The critical thing to remember is that while red velvet cake typically contains a few teaspoons of red dye, you shouldn’t be concerned unless you eat it frequently.
A favorite flavor of cake can reveal your personality. Those who love vanilla and chocolate tend to be more refined, while lemon lovers are clean and classy. But red velvet is a mystery to most people, so let’s learn more about the history of this classic dessert. This article was originally published on Spoon U.
Is Red Velvet Cake Safe To Eat?
It’s a regular food item that’s entirely safe to eat.
The word “velvet” refers to the soft, fine “velvety” texture of the cake; it is made of flour, just like any other cake, and contains no genuine velvet fabric.
Eating the cake would be dangerous if a person is allergic to any ingredients; nonetheless, the problem would be their allergy, not the cake itself.
It’s possible that if you leave your cake out until it’s moldy, it won’t be safe to eat, but that’s because it’s a specifically ruined food item, not because there’s something wrong with the recipe.
As a general rule, it’s totally safe as a food recipe, but individual cakes may be made harmful to eat, and those with food allergies should never ingest things to which they are allergic.
A red velvet cake can be made with different colors and flavors. One of the most famous red velvet types is devil’s food. While the name of this cake may seem a bit confusing, it is actually the most common of all cakes. The red color is created by natural cocoa powder, which has a reddish tint. While the original recipe produced a natural red, today’s version is artificially colored.
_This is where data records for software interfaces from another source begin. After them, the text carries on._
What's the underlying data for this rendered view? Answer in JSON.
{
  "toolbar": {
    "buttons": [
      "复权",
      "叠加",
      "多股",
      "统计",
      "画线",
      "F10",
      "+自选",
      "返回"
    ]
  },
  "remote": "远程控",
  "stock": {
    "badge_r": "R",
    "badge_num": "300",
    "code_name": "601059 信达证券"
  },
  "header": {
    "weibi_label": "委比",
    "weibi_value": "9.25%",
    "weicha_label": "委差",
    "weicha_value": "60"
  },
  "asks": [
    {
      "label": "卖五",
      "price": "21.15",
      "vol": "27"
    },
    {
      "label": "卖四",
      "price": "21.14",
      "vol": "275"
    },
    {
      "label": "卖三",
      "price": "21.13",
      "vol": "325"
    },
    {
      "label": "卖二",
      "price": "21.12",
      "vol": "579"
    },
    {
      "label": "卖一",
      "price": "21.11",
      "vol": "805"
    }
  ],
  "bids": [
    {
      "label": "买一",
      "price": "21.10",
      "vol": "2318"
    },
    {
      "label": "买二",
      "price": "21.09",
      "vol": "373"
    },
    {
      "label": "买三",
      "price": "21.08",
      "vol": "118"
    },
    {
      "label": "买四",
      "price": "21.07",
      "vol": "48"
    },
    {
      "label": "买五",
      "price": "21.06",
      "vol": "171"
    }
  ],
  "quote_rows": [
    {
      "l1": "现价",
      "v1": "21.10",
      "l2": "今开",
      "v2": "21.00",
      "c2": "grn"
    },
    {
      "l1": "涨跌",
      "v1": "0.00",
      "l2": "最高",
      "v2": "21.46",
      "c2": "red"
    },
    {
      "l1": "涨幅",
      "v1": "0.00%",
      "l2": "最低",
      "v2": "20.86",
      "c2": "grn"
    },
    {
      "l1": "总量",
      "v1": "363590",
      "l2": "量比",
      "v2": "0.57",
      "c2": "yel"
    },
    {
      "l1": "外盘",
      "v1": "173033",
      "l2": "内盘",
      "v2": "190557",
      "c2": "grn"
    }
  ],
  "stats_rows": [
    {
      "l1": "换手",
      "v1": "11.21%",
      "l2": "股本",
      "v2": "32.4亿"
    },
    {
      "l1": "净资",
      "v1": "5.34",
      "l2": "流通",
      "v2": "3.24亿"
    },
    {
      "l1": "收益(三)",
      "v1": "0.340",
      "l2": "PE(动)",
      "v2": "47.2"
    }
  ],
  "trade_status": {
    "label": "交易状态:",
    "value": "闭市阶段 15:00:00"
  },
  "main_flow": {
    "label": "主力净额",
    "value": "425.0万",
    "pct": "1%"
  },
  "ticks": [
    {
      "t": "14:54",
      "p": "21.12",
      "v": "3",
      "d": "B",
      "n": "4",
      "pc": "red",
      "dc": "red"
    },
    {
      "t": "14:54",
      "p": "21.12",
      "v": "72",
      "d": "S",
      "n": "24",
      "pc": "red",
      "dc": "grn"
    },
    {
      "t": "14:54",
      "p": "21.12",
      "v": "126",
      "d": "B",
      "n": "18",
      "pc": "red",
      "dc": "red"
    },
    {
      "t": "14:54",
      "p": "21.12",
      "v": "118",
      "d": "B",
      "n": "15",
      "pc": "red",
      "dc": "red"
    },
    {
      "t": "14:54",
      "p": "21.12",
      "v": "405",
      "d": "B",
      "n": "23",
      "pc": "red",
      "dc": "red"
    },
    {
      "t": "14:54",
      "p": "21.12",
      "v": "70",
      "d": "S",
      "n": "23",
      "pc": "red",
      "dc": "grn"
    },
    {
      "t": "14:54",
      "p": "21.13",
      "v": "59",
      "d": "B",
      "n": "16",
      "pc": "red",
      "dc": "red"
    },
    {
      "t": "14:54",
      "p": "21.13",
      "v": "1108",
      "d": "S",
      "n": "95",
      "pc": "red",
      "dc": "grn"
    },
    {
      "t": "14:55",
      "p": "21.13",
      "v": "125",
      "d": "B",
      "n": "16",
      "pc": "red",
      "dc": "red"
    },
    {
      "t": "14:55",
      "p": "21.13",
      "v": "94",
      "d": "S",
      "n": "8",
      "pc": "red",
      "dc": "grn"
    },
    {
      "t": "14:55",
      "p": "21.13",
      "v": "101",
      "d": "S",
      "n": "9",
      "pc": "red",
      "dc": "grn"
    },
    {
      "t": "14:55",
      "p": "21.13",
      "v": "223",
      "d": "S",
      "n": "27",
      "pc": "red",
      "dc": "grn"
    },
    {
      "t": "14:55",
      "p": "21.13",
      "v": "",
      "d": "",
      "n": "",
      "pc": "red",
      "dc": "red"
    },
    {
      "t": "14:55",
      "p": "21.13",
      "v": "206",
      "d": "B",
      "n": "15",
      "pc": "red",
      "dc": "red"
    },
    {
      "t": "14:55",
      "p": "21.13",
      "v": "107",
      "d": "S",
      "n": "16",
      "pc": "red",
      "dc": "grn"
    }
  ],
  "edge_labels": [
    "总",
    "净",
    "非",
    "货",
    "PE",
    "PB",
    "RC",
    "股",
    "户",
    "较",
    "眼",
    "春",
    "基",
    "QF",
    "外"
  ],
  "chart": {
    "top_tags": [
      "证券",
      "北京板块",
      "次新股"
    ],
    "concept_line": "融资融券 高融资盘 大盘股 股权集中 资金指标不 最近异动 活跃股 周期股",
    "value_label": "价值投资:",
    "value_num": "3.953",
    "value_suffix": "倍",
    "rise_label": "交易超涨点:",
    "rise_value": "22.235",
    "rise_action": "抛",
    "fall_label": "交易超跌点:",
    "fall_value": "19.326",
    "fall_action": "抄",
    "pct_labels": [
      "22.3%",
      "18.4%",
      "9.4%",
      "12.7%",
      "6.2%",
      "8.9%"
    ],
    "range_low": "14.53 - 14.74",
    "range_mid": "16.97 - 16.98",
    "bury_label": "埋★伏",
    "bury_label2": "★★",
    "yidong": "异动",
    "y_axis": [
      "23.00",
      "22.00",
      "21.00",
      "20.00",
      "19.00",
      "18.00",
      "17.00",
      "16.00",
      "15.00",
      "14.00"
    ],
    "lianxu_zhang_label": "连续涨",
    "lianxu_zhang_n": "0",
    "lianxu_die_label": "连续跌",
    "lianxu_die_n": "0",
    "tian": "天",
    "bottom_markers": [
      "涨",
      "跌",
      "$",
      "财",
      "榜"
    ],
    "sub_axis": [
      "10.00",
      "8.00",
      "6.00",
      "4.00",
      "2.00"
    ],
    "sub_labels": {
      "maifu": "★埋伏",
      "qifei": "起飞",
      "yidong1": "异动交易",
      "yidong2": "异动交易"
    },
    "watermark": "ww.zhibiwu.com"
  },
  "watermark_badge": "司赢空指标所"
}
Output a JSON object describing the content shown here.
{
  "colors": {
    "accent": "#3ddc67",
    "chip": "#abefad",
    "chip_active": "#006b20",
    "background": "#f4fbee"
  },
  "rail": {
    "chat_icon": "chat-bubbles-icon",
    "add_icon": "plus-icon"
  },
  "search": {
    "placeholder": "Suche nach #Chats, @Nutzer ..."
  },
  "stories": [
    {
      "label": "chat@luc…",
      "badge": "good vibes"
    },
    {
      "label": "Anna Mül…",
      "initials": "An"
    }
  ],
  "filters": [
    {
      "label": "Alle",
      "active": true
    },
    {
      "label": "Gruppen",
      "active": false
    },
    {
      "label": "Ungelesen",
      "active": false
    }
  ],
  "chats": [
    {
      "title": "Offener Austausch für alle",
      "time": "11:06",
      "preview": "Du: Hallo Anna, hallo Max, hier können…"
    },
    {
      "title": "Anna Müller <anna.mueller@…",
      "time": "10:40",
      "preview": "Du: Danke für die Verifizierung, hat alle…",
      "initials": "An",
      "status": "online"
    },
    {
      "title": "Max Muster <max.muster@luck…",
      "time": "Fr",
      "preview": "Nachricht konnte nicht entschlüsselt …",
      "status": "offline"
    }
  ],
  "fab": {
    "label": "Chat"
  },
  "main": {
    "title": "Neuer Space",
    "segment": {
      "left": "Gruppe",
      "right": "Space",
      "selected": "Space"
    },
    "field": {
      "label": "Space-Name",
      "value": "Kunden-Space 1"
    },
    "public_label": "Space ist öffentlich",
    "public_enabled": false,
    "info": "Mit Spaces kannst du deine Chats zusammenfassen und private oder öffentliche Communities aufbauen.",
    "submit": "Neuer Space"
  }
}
Red velvet tastes like chocolate cake, although it contains cocoa powder. Its flavor is similar to chocolate cake, but it’s a bit sweeter. T e red color and velvet texture can be confused with the same ingredient in chocolate. The red color in a chocolate cake can be confusing, and it can also contain too much sugar and may be too dry. Regardless of color, a red velvet taste will not give you a gastrointestinal aversion. If you are a fan of chocolate, you’ll love this sweet treat.